(NUMA Files – 8)
THE PACIFIC OCEAN, 1848
IN ALL HIS YEARS SAILING THE WORLD’S OCEANS, CAPTAIN Horatio Dobbs had never known the sea to be so barren. The captain paced the quarterdeck of the New Bedford whaling ship
Dobbs was considered a prince in the New Bedford whaling hierarchy. In the waterfront bars where hard-eyed harpooners gathered, or in the parlors of the rich Quaker shipowners on Johnny Cake Hill, it was said that Dobbs could sniff out a sperm whale at fifty miles. But only the rank smell of a simmering mutiny had filled the captain’s nostrils of late.
Dobbs had come to dread having to record each day of failure in the ship’s logbook. The entry he had penned in his log the night before summed up the troubles he faced. He had written:
Dobbs had a clear view of the length of the ship from the elevated quarterdeck, and he would have had to be blind not to see the averted gazes and the furtive glances from his crewmen. The ship’s officers had reported with alarm that the usual grumbling among the forecastle crew had become more frequent and vehement. The captain had instructed his mates to keep pistols ready and never to leave the deck unattended. No hand had yet been lifted in mutiny, but in the dark and dingy forecastle, the cramped living quarters located where the bow narrowed, men were heard to whisper that the ship’s luck might change if the captain were to meet with an accident.
Dobbs was six foot four and had a profile like a cliff. He was confident he could put down a mutiny, but that was the least of his worries. A captain who returned to port without a profitable cargo of oil had committed the unpardonable sin of costing the ship’s owners their investment. No crew worth its salt would ever ship out with him. Reputation, career, and fortune could rise or fall on a single voyage.
The longer a ship spent at sea, the greater the chance of failure. Supplies ran short. Scurvy and disease became more likely. The ship’s physical condition deteriorated and the crew lost its edge. Putting into port for repairs and supplies was risky. Men might jump ship to sign on to a more successful vessel.

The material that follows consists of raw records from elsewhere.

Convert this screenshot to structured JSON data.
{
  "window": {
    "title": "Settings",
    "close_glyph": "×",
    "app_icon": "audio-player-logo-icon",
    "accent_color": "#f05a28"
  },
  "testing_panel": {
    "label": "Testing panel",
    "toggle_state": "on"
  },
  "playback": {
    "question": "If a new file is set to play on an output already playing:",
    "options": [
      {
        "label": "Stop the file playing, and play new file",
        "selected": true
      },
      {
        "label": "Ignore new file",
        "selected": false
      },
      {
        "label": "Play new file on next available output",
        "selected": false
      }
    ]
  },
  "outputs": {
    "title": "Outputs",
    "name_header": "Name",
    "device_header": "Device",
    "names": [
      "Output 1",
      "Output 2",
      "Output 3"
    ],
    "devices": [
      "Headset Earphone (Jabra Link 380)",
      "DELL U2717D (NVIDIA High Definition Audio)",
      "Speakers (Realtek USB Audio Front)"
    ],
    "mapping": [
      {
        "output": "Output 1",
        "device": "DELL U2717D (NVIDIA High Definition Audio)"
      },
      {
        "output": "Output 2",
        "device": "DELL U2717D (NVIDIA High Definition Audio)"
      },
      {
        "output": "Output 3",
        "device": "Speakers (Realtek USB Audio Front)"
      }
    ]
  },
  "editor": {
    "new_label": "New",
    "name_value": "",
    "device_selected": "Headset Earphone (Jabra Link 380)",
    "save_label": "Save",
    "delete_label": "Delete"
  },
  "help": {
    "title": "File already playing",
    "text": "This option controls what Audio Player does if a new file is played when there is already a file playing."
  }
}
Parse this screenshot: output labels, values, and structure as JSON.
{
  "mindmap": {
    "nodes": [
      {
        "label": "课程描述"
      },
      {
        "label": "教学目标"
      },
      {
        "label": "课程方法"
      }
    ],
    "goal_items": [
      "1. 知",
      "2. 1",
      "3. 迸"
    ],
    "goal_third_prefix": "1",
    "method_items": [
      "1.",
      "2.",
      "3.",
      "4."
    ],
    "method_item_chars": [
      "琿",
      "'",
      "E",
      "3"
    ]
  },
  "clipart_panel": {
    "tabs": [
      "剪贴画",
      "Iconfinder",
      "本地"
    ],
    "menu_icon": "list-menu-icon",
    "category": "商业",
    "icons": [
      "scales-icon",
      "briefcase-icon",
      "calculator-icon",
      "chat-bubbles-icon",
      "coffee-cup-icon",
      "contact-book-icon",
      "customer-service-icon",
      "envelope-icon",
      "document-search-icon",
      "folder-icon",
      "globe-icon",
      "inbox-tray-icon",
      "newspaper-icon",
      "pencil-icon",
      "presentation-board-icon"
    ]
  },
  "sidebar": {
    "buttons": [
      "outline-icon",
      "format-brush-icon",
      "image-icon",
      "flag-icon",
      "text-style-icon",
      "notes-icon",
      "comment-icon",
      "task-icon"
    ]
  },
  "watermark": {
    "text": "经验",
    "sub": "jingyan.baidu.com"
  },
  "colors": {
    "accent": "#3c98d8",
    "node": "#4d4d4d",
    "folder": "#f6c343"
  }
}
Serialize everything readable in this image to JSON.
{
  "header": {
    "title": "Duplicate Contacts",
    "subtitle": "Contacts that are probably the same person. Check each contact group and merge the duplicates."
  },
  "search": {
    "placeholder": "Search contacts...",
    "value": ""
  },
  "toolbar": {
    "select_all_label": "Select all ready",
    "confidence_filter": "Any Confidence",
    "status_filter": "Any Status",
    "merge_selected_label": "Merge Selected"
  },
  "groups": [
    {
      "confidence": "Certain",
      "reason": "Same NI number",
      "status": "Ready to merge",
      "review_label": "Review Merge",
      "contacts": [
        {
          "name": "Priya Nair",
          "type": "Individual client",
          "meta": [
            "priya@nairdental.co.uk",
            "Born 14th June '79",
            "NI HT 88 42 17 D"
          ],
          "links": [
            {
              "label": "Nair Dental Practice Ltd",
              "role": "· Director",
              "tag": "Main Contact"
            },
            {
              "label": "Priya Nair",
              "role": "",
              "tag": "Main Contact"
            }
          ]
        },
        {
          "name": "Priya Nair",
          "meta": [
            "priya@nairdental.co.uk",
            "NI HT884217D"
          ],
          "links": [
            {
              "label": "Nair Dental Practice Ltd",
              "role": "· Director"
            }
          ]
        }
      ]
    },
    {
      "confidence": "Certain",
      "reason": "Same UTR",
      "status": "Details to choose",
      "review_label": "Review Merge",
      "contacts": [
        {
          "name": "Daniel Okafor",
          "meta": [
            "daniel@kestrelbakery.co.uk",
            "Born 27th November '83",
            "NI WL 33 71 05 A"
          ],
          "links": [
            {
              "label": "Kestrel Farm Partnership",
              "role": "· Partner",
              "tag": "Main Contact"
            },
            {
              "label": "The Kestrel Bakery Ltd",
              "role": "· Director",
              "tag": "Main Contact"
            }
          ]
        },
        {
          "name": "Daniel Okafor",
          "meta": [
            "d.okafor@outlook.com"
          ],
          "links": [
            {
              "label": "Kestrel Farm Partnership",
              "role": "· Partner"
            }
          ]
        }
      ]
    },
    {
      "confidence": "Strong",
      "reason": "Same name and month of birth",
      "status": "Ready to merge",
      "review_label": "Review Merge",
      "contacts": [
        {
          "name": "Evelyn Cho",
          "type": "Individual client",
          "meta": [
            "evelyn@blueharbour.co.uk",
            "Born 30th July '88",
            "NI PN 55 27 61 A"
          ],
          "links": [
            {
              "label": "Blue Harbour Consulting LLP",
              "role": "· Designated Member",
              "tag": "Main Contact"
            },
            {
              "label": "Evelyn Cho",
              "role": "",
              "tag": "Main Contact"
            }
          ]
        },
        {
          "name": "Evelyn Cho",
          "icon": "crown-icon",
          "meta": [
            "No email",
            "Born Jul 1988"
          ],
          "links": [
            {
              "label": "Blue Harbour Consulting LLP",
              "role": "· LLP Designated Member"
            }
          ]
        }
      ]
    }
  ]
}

The whaling expedition had gone downhill since the crisp autumn day when the gleaming new ship had pulled away from the bustling wharf to a roaring send-off. Dobbs was bewildered by the change in the ship’s fortunes. No ship could have been better prepared for its maiden voyage. The
But in the weeks that followed, the
Hoping to lift morale, the captain had urged the cook to play his fiddle at sunset every day, but the jolly music only seemed to highlight the sour mood aboard ship.
“I usually wait ’til sundown,” the cook said glumly.
“Not today, cook. See if you can fiddle up a whale.”
The cook put his cleaning rag aside and reluctantly unwrapped the cloth protecting his weather-beaten violin. Tucking the fiddle under his jowls, he took up the frayed bow and sawed away without tuning the instrument. He knew from their sullen looks that the crew thought his fiddling scared the whales away, and each time the cook played he feared, with good reason, that someone might toss him overboard. On top of that, he was down to two strings and his repertoire was limited, so he played the same songs the crew had heard a dozen times before.
As the cook sawed away, the captain ordered the first mate to take charge of the quarterdeck. He climbed down the narrow companionway to his cabin, tossed his weathered top hat onto his bunk, and sat down at his desk. He scanned his charts, but he had tried all the usual whaling grounds with nothing to show for his efforts. He sat back in his chair, closed his eyes, and let his chin drop to his chest. He had only dozed off for a few minutes before the wonderful words he hadn’t heard in months penetrated his veil of sleep.
The captain’s eyes snapped wide open, and he came out of his chair like a catapulted projectile, grabbed his hat, and vaulted up the ladder to the deck. He squinted against the bright sunlight at the main masthead a hundred feet above the deck. Three mast-heads were manned in two-hour shifts, with the lookouts standing inside iron hoops on small platforms.
“Where away?” the captain shouted to the mainmast lookout.
“Starboard quarter, sir.” The lookout pointed off the bow. “
A huge hammer-shaped head rose from the sea a quarter of a mile away and splashed down in an explosion of spray.
As the ship came slowly around, a second lookout shouted down from his perch.
Dobbs peered through his spyglass at a shiny gray back mounding from the sea. The spout was low and bushy, angled forward forty-five degrees. He moved the telescope to the right and then to the left.
The cook had stopped playing at the first sighting. He stood on the deck dumbfounded, his fiddle hanging limply at his side.
The cook gave the captain a gap-toothed grin and drew his bow across the violin strings, playing a jaunty sea chantey, as the helmsman brought the ship up into the wind. The sails were trimmed. The ship plowed to a stop.